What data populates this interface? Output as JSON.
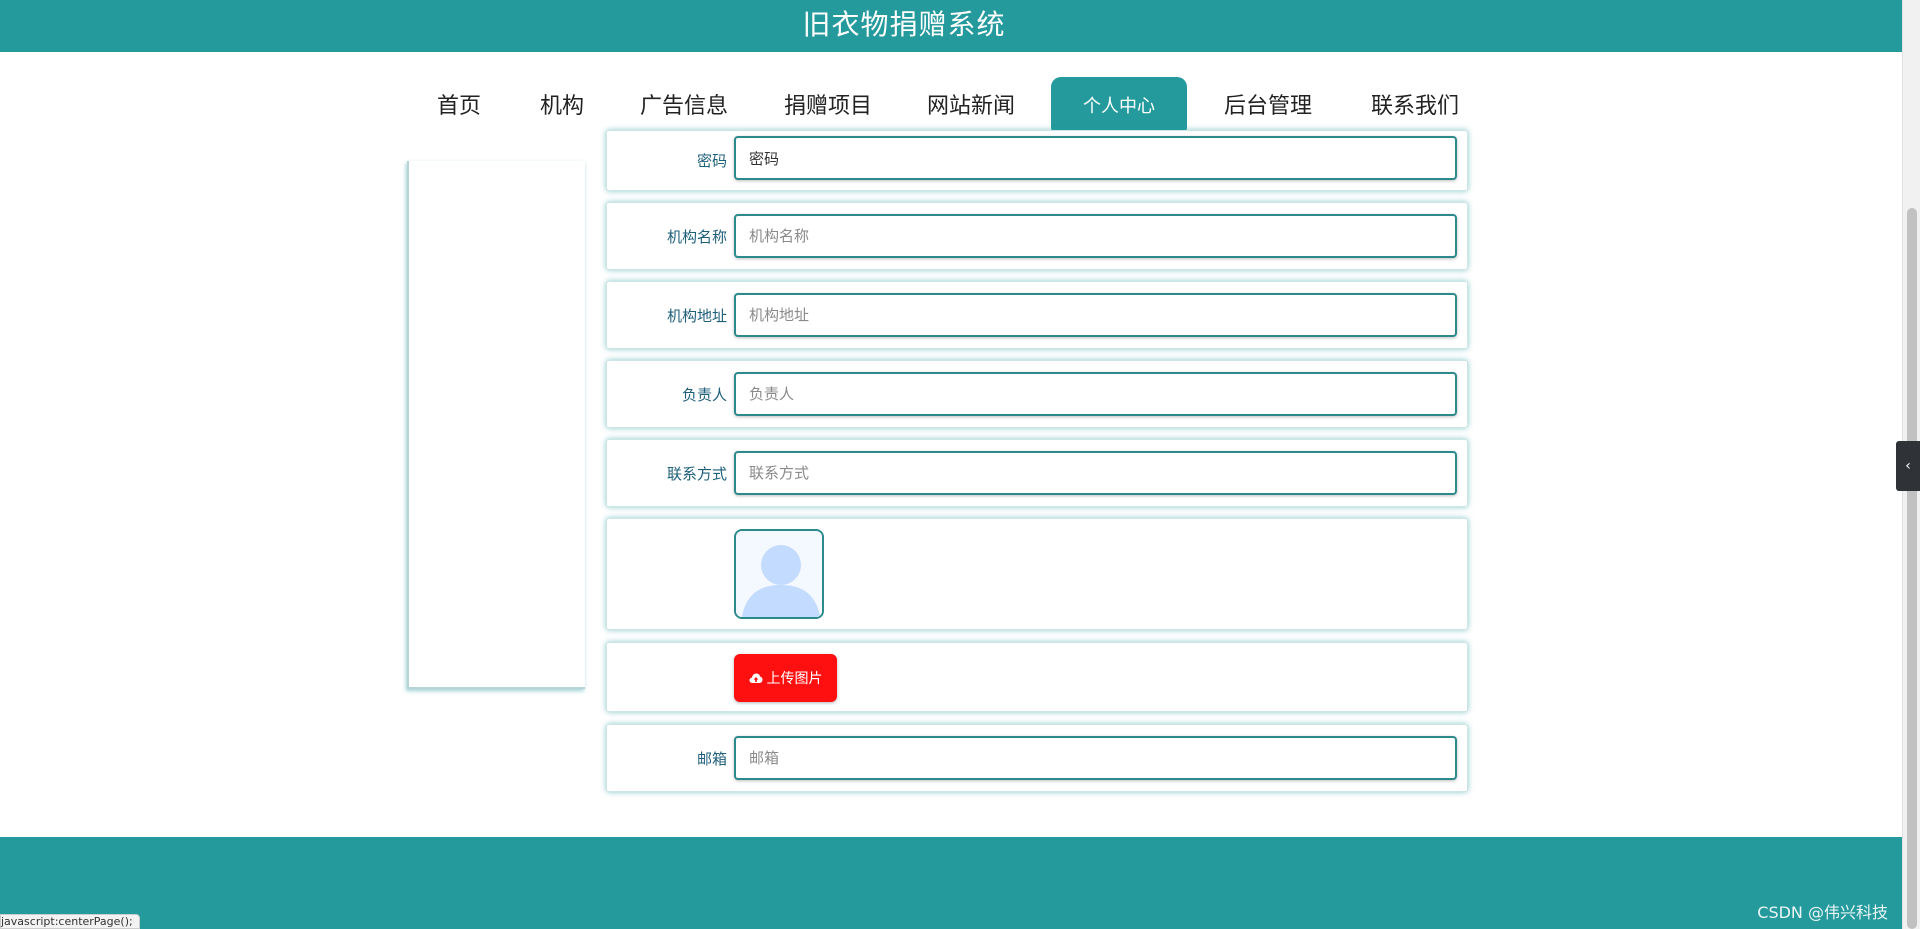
{
  "header": {
    "title": "旧衣物捐赠系统"
  },
  "nav": {
    "items": [
      {
        "label": "首页"
      },
      {
        "label": "机构"
      },
      {
        "label": "广告信息"
      },
      {
        "label": "捐赠项目"
      },
      {
        "label": "网站新闻"
      },
      {
        "label": "个人中心",
        "active": true
      },
      {
        "label": "后台管理"
      },
      {
        "label": "联系我们"
      }
    ]
  },
  "form": {
    "top_partial": {
      "label": "密码",
      "value": "密码"
    },
    "fields": [
      {
        "label": "机构名称",
        "placeholder": "机构名称"
      },
      {
        "label": "机构地址",
        "placeholder": "机构地址"
      },
      {
        "label": "负责人",
        "placeholder": "负责人"
      },
      {
        "label": "联系方式",
        "placeholder": "联系方式"
      }
    ],
    "upload_label": "上传图片",
    "email": {
      "label": "邮箱",
      "placeholder": "邮箱"
    }
  },
  "footer": {
    "watermark": "CSDN @伟兴科技"
  },
  "statusbar": {
    "text": "javascript:centerPage();"
  },
  "colors": {
    "primary": "#259a9d",
    "upload_button": "#ff1010",
    "label": "#1f5f7a"
  },
  "icons": {
    "upload": "cloud-upload-icon",
    "avatar": "user-avatar-placeholder",
    "side_toggle": "chevron-left-icon"
  }
}
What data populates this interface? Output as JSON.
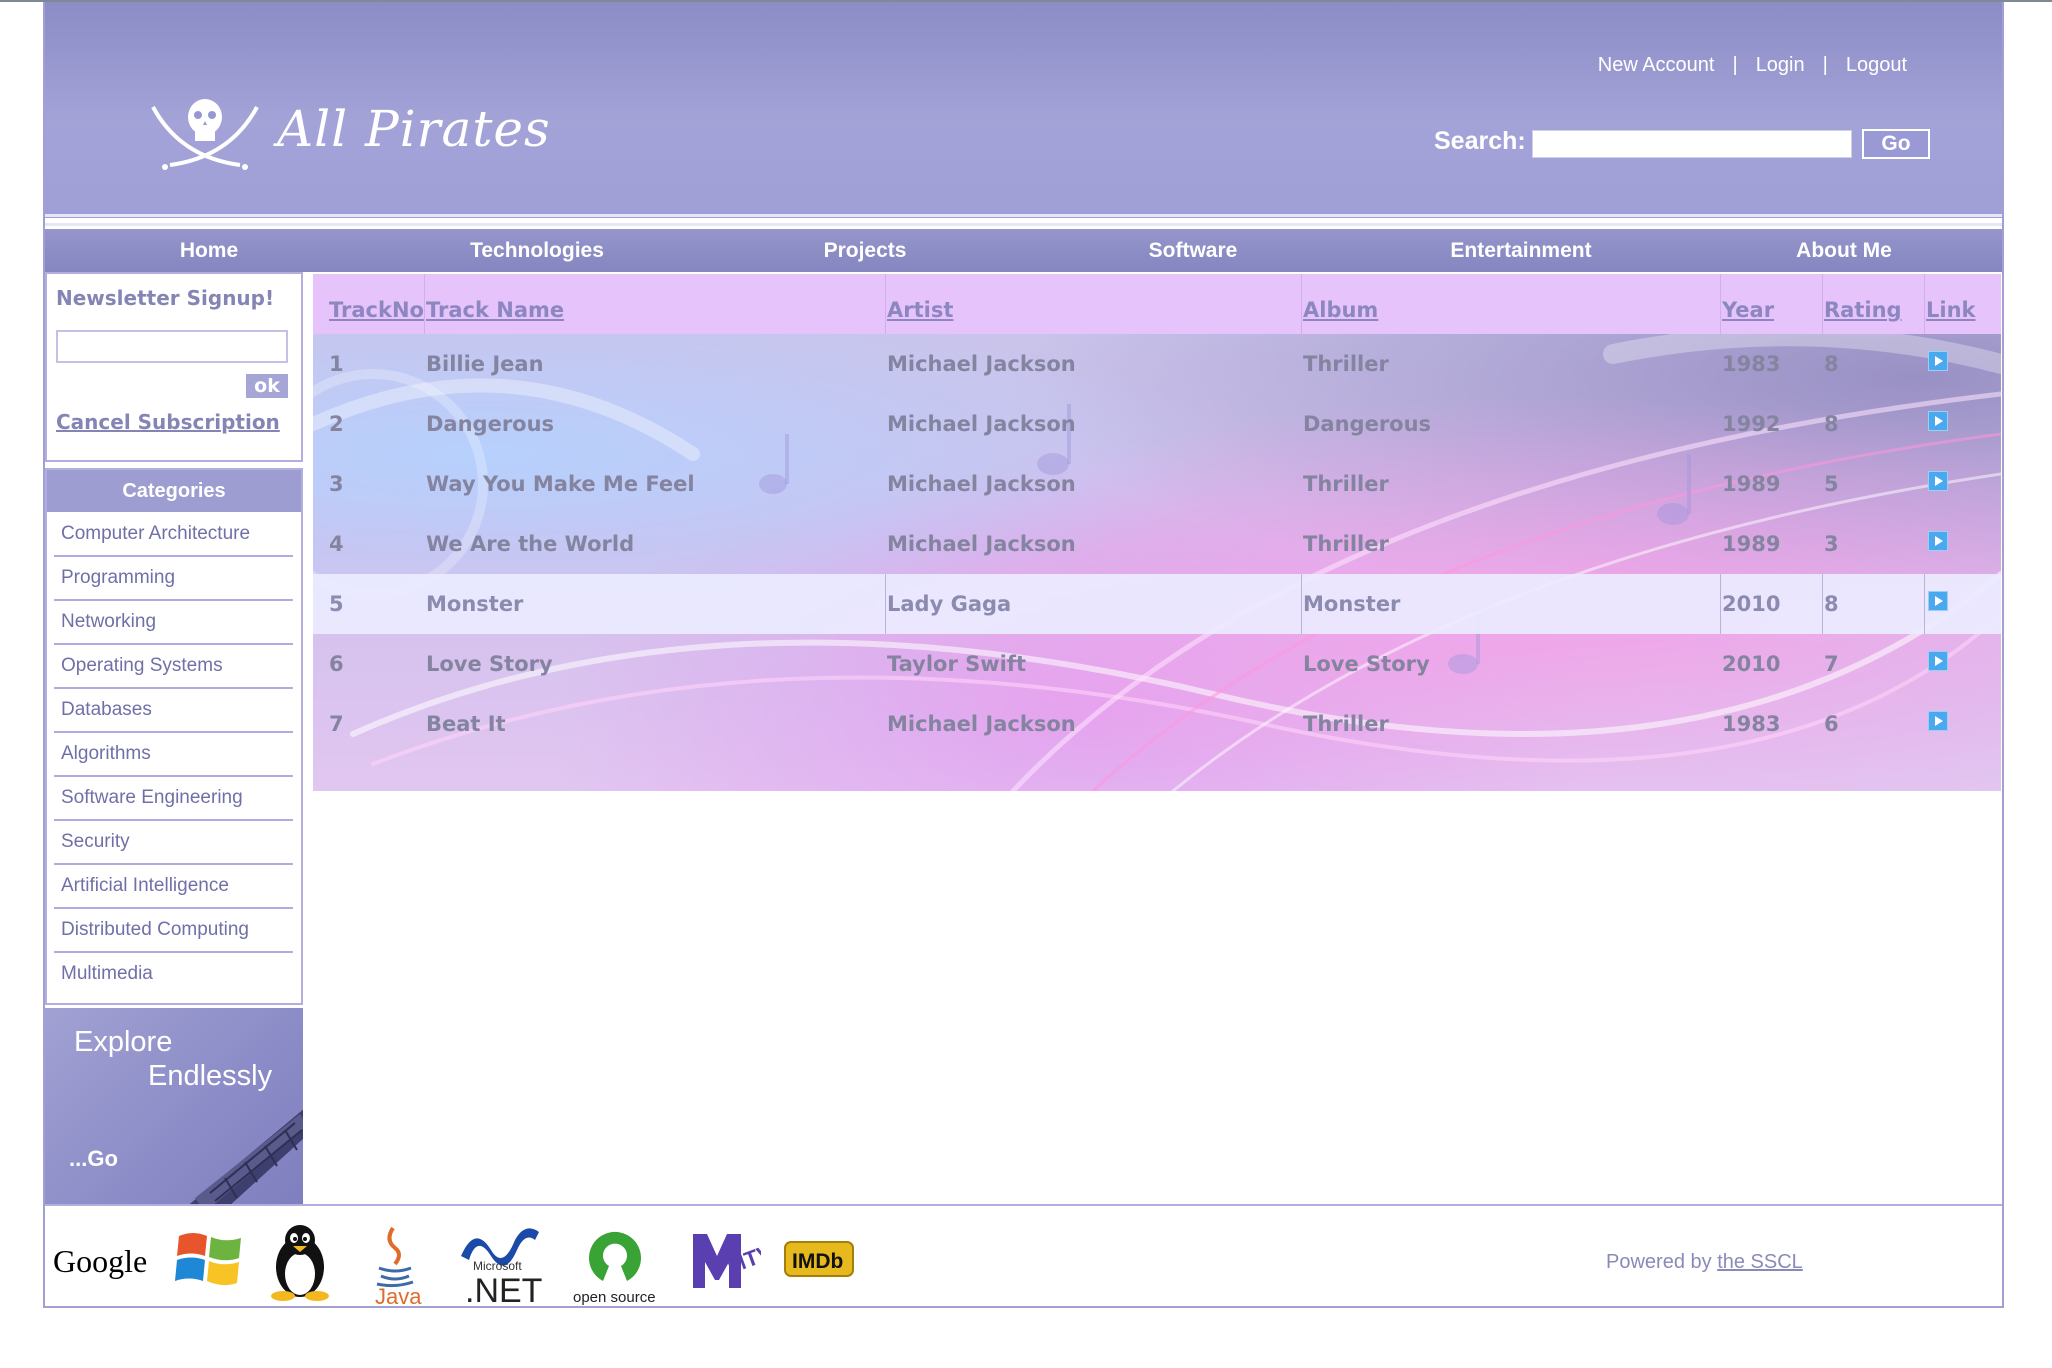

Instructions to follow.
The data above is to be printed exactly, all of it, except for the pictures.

Exercise solution.
What data populates this interface? Output as JSON.
{
  "header": {
    "title": "旧衣物捐赠系统"
  },
  "nav": {
    "items": [
      {
        "label": "首页"
      },
      {
        "label": "机构"
      },
      {
        "label": "广告信息"
      },
      {
        "label": "捐赠项目"
      },
      {
        "label": "网站新闻"
      },
      {
        "label": "个人中心",
        "active": true
      },
      {
        "label": "后台管理"
      },
      {
        "label": "联系我们"
      }
    ]
  },
  "form": {
    "top_partial": {
      "label": "密码",
      "value": "密码"
    },
    "fields": [
      {
        "label": "机构名称",
        "placeholder": "机构名称"
      },
      {
        "label": "机构地址",
        "placeholder": "机构地址"
      },
      {
        "label": "负责人",
        "placeholder": "负责人"
      },
      {
        "label": "联系方式",
        "placeholder": "联系方式"
      }
    ],
    "upload_label": "上传图片",
    "email": {
      "label": "邮箱",
      "placeholder": "邮箱"
    }
  },
  "footer": {
    "watermark": "CSDN @伟兴科技"
  },
  "statusbar": {
    "text": "javascript:centerPage();"
  },
  "colors": {
    "primary": "#259a9d",
    "upload_button": "#ff1010",
    "label": "#1f5f7a"
  },
  "icons": {
    "upload": "cloud-upload-icon",
    "avatar": "user-avatar-placeholder",
    "side_toggle": "chevron-left-icon"
  }
}
What data populates this interface? Output as JSON.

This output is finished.